10 MARCH 1900, Page 1

Attempting to forecast the plans and ideas of a general

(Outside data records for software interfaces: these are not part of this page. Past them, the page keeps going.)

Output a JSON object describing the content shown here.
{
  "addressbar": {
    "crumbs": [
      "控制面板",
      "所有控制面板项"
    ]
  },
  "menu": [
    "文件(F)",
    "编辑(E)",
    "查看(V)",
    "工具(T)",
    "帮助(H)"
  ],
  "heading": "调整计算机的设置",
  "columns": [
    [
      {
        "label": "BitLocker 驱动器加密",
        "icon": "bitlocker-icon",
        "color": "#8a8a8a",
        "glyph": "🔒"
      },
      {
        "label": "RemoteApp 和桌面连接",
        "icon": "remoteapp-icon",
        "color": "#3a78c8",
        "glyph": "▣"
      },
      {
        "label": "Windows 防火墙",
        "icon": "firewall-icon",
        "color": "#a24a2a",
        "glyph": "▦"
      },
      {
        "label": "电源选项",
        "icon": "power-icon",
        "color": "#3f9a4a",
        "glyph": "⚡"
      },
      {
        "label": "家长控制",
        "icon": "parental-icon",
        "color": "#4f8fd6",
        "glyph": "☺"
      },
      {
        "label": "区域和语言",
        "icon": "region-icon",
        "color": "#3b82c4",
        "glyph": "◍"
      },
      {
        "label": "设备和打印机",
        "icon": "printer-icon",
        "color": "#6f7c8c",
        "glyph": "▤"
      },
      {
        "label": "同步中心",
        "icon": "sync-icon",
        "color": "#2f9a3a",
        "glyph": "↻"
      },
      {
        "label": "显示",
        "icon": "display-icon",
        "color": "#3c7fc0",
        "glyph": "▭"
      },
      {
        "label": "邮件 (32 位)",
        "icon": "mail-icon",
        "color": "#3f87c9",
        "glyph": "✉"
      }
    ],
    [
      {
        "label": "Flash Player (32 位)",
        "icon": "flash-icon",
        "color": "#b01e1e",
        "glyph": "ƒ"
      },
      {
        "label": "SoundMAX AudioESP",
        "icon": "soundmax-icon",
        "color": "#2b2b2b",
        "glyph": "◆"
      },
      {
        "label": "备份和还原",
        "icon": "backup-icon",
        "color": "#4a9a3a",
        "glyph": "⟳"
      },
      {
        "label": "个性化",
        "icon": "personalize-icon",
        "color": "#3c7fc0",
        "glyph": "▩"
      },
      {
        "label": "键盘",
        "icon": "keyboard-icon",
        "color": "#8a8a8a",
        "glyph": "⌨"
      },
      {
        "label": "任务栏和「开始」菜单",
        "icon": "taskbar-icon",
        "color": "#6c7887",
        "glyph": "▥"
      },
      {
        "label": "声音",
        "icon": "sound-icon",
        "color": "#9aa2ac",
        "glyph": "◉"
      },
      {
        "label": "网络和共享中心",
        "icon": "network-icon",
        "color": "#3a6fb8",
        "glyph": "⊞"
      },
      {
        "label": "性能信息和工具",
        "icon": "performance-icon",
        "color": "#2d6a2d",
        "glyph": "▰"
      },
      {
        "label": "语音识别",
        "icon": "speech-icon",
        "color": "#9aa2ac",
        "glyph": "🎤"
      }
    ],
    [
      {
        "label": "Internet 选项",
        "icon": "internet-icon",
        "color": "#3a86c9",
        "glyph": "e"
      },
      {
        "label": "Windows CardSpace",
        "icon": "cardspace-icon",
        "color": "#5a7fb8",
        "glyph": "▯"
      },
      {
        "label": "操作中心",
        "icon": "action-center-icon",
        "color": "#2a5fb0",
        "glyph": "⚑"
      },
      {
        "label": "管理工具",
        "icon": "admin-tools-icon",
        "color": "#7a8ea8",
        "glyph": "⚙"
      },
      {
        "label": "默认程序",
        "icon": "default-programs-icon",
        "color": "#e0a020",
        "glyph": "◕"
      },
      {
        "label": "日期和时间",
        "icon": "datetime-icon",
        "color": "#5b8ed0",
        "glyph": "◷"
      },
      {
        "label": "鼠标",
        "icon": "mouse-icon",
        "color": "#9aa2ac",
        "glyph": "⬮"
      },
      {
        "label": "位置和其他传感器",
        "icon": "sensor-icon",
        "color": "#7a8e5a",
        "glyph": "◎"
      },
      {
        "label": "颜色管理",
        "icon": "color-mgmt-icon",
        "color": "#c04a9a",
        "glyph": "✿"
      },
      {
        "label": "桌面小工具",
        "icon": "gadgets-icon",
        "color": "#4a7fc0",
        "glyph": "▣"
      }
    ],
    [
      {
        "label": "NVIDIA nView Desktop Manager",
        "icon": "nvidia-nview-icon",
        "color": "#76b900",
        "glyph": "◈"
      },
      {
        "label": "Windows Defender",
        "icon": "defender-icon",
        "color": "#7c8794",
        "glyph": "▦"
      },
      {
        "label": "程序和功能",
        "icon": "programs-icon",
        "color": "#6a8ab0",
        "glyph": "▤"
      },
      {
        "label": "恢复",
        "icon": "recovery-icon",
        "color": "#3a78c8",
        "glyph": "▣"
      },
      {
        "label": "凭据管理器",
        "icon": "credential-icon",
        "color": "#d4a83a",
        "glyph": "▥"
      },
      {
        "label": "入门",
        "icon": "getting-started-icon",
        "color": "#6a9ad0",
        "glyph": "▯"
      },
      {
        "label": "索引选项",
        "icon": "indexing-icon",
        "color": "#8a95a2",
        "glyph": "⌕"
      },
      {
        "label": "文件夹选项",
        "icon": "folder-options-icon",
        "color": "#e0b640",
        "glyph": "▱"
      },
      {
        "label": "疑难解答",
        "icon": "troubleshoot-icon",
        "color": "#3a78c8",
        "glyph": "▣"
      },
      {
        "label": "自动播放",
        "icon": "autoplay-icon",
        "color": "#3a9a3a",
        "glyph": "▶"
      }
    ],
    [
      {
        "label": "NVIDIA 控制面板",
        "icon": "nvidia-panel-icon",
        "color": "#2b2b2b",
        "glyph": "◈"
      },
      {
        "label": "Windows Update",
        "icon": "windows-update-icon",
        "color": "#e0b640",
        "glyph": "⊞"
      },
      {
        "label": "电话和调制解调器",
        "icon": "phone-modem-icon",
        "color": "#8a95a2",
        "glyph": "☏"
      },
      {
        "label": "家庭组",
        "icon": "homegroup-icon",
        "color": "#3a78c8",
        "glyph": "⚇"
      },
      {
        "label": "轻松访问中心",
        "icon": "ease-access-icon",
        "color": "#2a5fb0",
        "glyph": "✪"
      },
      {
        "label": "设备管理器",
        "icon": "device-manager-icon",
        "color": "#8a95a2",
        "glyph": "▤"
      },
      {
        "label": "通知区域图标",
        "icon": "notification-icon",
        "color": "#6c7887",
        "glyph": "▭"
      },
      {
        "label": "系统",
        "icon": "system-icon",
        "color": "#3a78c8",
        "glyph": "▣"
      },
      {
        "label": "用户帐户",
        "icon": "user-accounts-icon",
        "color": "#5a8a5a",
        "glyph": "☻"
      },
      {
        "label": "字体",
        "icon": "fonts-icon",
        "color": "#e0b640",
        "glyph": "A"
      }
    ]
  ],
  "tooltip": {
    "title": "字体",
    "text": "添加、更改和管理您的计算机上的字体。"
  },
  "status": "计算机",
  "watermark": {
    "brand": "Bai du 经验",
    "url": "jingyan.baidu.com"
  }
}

is a fascinating if not a very useful pursuit. If we may be allowed the luxury for a moment, we should say that Lord Roberts's chief aim and desire at present (after freeing gallant Mafeking) is, if possible, to catch as many of the enemy as possible. He will no doubt like to get to Bloemfontein, as it is a capital place for his headquarters and hospitals, with its fine water-supply, good air, large and commodious build- ings, well-filled stores, and good railway communication, but we may depend upon it that how to take another large batch of prisoners interests him far more than "an entry into the enemy's capital." We have just referred to the significance of Lord Roberts's silence. In this context we may note that we have lately heard practically nothing from Orange River station. Yet if the Boers who can now be best described as "late of Colesberg " are to be dealt with, an advance from Orange River to Fauresmith seems promising.